    We recorded Geek Chic’s Weird Science in front of live audiences at the Cheltenham Science Festival in June and in July at both Latitude Festival and WOMAD. These all seemed to go down so well (we had a 50 person long queue to get into the WOMAD Physics Pavillion!) that we decided to keep up the momentum with live events in and around London over the next few months. At the end of October this all kicked off with the Science of Vampires.

    So, on Monday 23rd Oct at 7:30pm we finally made our West End debut! We recorded a Halloween Vampire Special at the Soho Theatre with special guests – mortician Carla Valentine and “The Prof Of Goth” Professor Nick Groom. Towards the end of the show we even had a real-life vampire up on stage causing havoc. Vlad the Impaler – aka Noel Fielding – was a particular treat. It’s worth listening to just for the verbal jousting between vampire himself and our lovely mortician!

    In this 60 minute special (which you can listen to by clicking here) we explored where the idea of vampires came from, discussed why vampires trigger the fear circuitry of the brain so perfectly and considered some of the real-life medical conditions that might have been mistaken for vampires.

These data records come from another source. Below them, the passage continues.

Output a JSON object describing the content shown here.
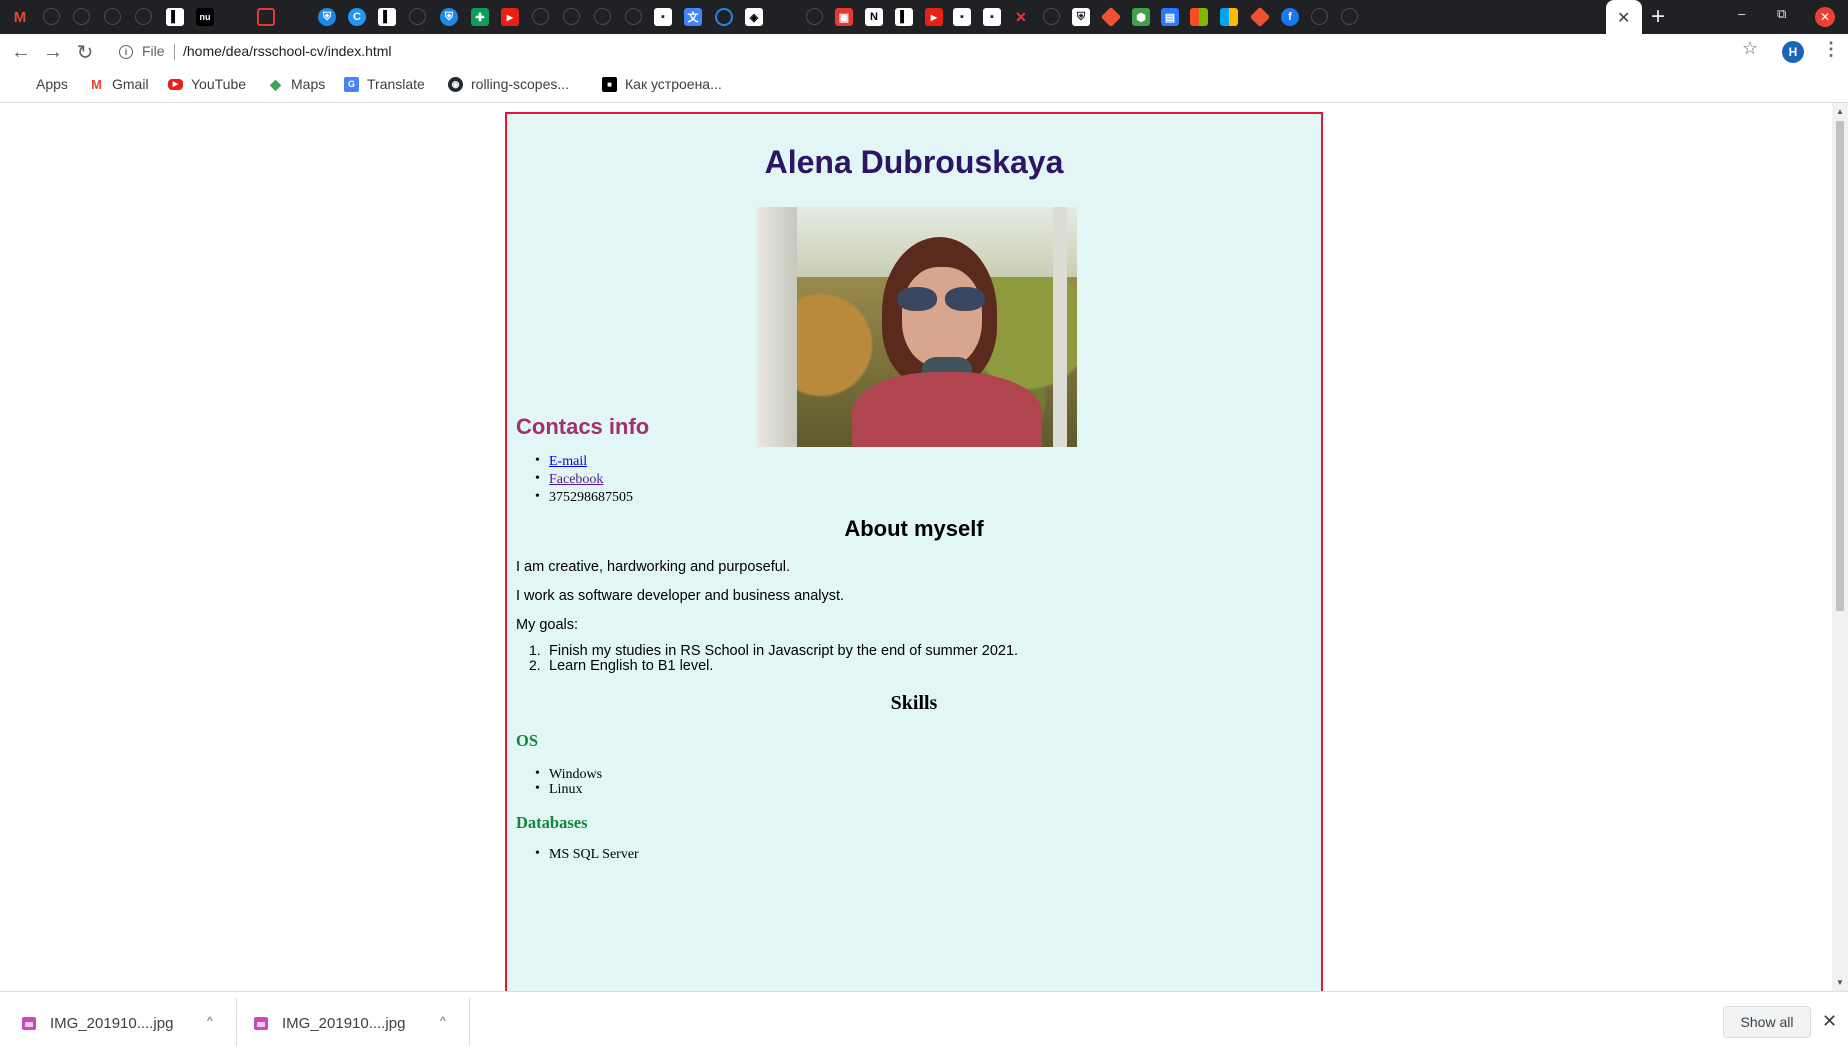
{
  "browser": {
    "tabs_icons": [
      "gmail-icon",
      "site-icon",
      "site-icon",
      "site-icon",
      "site-icon",
      "notion-icon",
      "nu-icon",
      "site-icon",
      "red-box-icon",
      "site-icon",
      "shield-icon",
      "c-icon",
      "notion-icon",
      "site-icon",
      "shield-icon",
      "sheets-icon",
      "youtube-icon",
      "site-icon",
      "site-icon",
      "site-icon",
      "site-icon",
      "chat-icon",
      "translate-icon",
      "cloud-icon",
      "codepen-icon",
      "site-icon",
      "site-icon",
      "screen-icon",
      "notion-icon",
      "notion-icon",
      "youtube-icon",
      "chat-icon",
      "chat-icon",
      "close-red-icon",
      "site-icon",
      "shield-icon",
      "git-icon",
      "node-icon",
      "image-icon",
      "microsoft-icon",
      "microsoft-icon",
      "git-icon",
      "facebook-icon",
      "site-icon",
      "site-icon"
    ],
    "nu_label": "nu",
    "active_tab_close": "✕",
    "new_tab": "+",
    "window_min": "–",
    "window_restore": "⧉",
    "window_close": "✕",
    "url_scheme": "File",
    "url_path": "/home/dea/rsschool-cv/index.html",
    "profile_initial": "H",
    "bookmarks": [
      {
        "label": "Apps",
        "icon": "apps-grid-icon"
      },
      {
        "label": "Gmail",
        "icon": "gmail-icon"
      },
      {
        "label": "YouTube",
        "icon": "youtube-icon"
      },
      {
        "label": "Maps",
        "icon": "maps-icon"
      },
      {
        "label": "Translate",
        "icon": "translate-icon"
      },
      {
        "label": "rolling-scopes...",
        "icon": "github-icon"
      },
      {
        "label": "Как устроена...",
        "icon": "video-icon"
      }
    ]
  },
  "cv": {
    "name": "Alena Dubrouskaya",
    "contacts_heading": "Contacs info",
    "contacts": {
      "email": "E-mail",
      "facebook": "Facebook",
      "phone": "375298687505"
    },
    "about_heading": "About myself",
    "about_p1": "I am creative, hardworking and purposeful.",
    "about_p2": "I work as software developer and business analyst.",
    "goals_label": "My goals:",
    "goals": [
      "Finish my studies in RS School in Javascript by the end of summer 2021.",
      "Learn English to B1 level."
    ],
    "skills_heading": "Skills",
    "os_heading": "OS",
    "os": [
      "Windows",
      "Linux"
    ],
    "db_heading": "Databases",
    "db": [
      "MS SQL Server"
    ]
  },
  "downloads": {
    "items": [
      "IMG_201910....jpg",
      "IMG_201910....jpg"
    ],
    "show_all": "Show all",
    "close": "✕"
  },
  "colors": {
    "tabstrip": "#202124",
    "cv_border": "#e3163a",
    "cv_background": "#e3f6f6",
    "name_color": "#2c1565",
    "contacts_heading_color": "#a1306d",
    "skill_subheading_color": "#12863a"
  }
}
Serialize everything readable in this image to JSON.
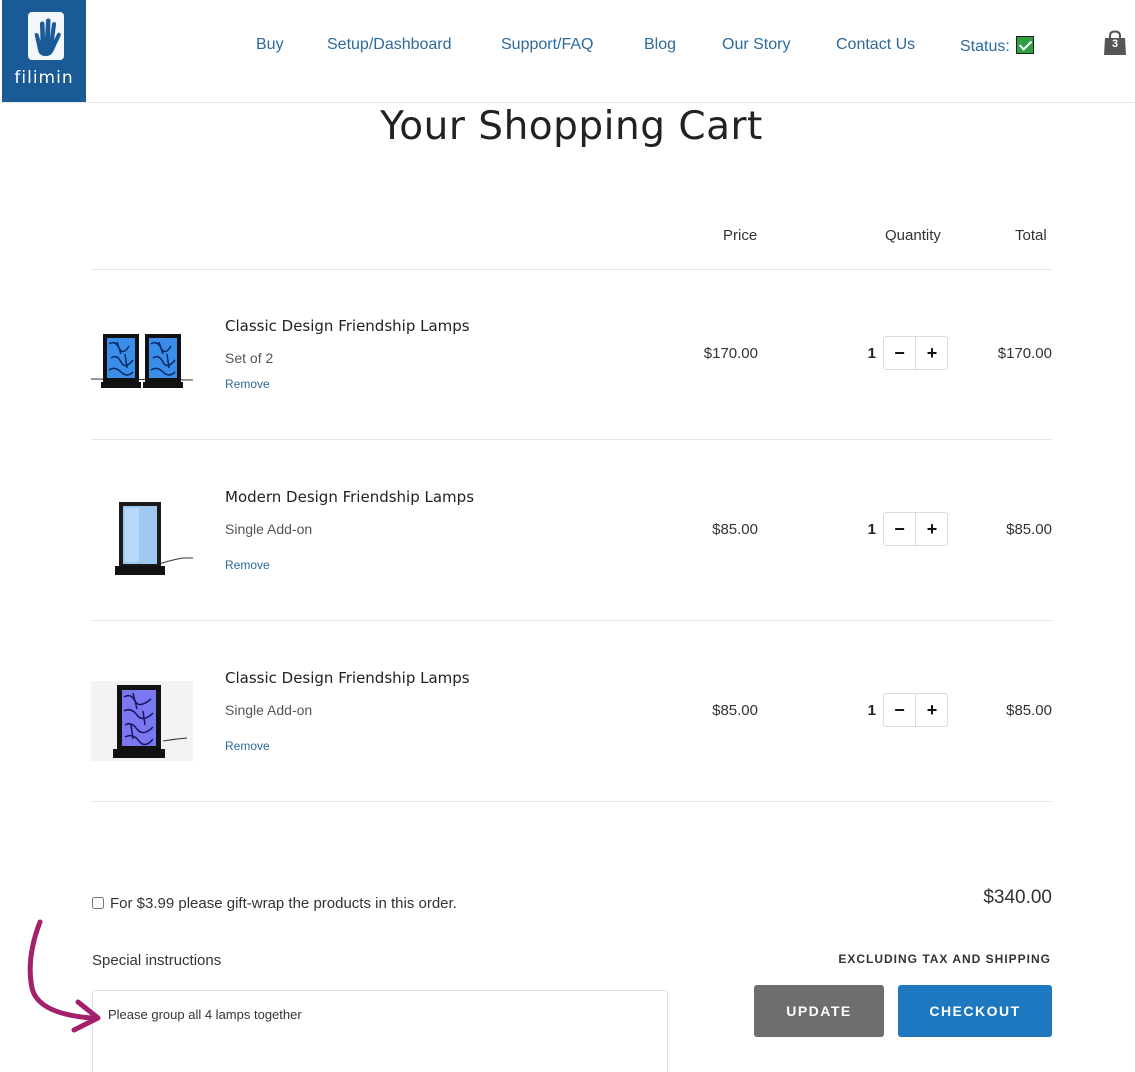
{
  "header": {
    "logo_text": "filimin",
    "nav": [
      {
        "label": "Buy"
      },
      {
        "label": "Setup/Dashboard"
      },
      {
        "label": "Support/FAQ"
      },
      {
        "label": "Blog"
      },
      {
        "label": "Our Story"
      },
      {
        "label": "Contact Us"
      },
      {
        "label": "Status:"
      }
    ],
    "status_color": "#2ea043",
    "cart_count": "3",
    "brand_color": "#1a5a96"
  },
  "page": {
    "title": "Your Shopping Cart"
  },
  "cart": {
    "columns": {
      "price": "Price",
      "quantity": "Quantity",
      "total": "Total"
    },
    "items": [
      {
        "name": "Classic Design Friendship Lamps",
        "variant": "Set of 2",
        "remove_label": "Remove",
        "price": "$170.00",
        "quantity": "1",
        "total": "$170.00",
        "thumb_icon": "classic-lamp-pair-image"
      },
      {
        "name": "Modern Design Friendship Lamps",
        "variant": "Single Add-on",
        "remove_label": "Remove",
        "price": "$85.00",
        "quantity": "1",
        "total": "$85.00",
        "thumb_icon": "modern-lamp-image"
      },
      {
        "name": "Classic Design Friendship Lamps",
        "variant": "Single Add-on",
        "remove_label": "Remove",
        "price": "$85.00",
        "quantity": "1",
        "total": "$85.00",
        "thumb_icon": "classic-lamp-image"
      }
    ],
    "qty_minus": "−",
    "qty_plus": "+"
  },
  "footer": {
    "gift_wrap_label": "For $3.99 please gift-wrap the products in this order.",
    "gift_wrap_checked": false,
    "subtotal": "$340.00",
    "tax_note": "EXCLUDING TAX AND SHIPPING",
    "instructions_label": "Special instructions",
    "instructions_value": "Please group all 4 lamps together",
    "update_label": "UPDATE",
    "checkout_label": "CHECKOUT",
    "update_color": "#6d6e70",
    "checkout_color": "#1d78bf",
    "annotation_arrow_color": "#a3206b"
  }
}
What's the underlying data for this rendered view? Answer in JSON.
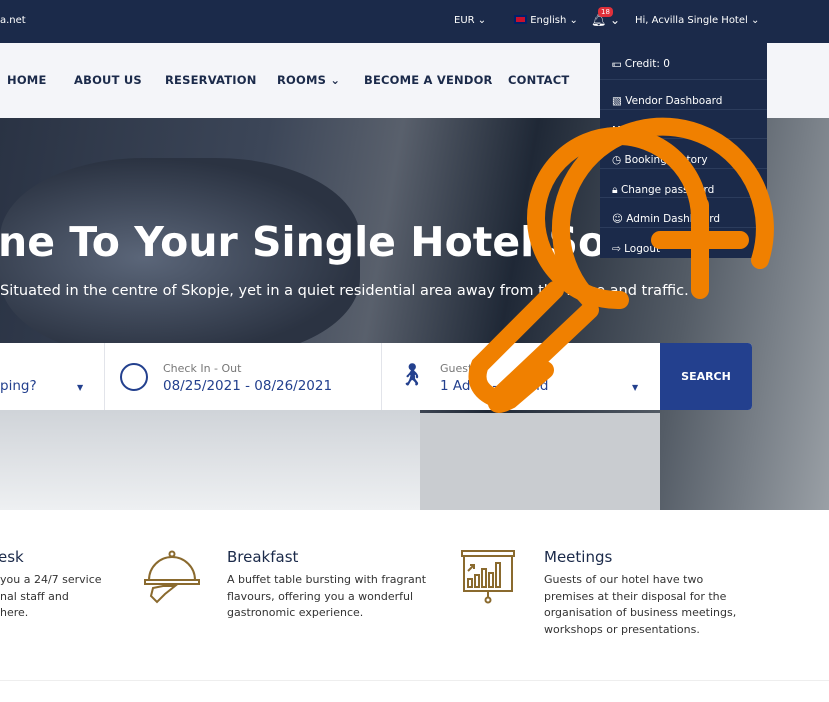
{
  "topbar": {
    "brand": "a.net",
    "currency": "EUR",
    "language": "English",
    "notifications": "18",
    "user": "Hi, Acvilla Single Hotel"
  },
  "nav": [
    "HOME",
    "ABOUT US",
    "RESERVATION",
    "ROOMS",
    "BECOME A VENDOR",
    "CONTACT"
  ],
  "user_menu": [
    "Credit: 0",
    "Vendor Dashboard",
    "My profile",
    "Booking History",
    "Change password",
    "Admin Dashboard",
    "Logout"
  ],
  "hero": {
    "title": "ne To Your Single Hotel Soft",
    "subtitle": "Situated in the centre of Skopje, yet in a quiet residential area away from the noise and traffic."
  },
  "search": {
    "destination": "ping?",
    "checkin_label": "Check In - Out",
    "checkin_value": "08/25/2021 - 08/26/2021",
    "guests_label": "Guests",
    "guests_value": "1 Adult - 0 Child",
    "button": "SEARCH"
  },
  "features": [
    {
      "title": "esk",
      "text": [
        "you a 24/7 service",
        "nal staff and",
        "here."
      ]
    },
    {
      "title": "Breakfast",
      "text": [
        "A buffet table bursting with fragrant",
        "flavours, offering you a wonderful",
        "gastronomic experience."
      ]
    },
    {
      "title": "Meetings",
      "text": [
        "Guests of our hotel have two",
        "premises at their disposal for the",
        "organisation of business meetings,",
        "workshops or presentations."
      ]
    }
  ],
  "colors": {
    "navy": "#1b2a4a",
    "accent": "#23408e",
    "gold": "#8a6a2e",
    "overlay": "#f08000"
  }
}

    We debated why vampires were able to penetrate so deeply into the heart of popular culture AND we’ll find out if fresh blood really can help to keep us young and virile?

    In addition to these monthly blogs, I regularly post brain news on my twitter account (@drjacklewis), do a fortnightly science podcast (Geek Chic’s Weird Science) and present a TV series called Secrets of the Brain on Insight TV (Sky channel 564).

    Read more »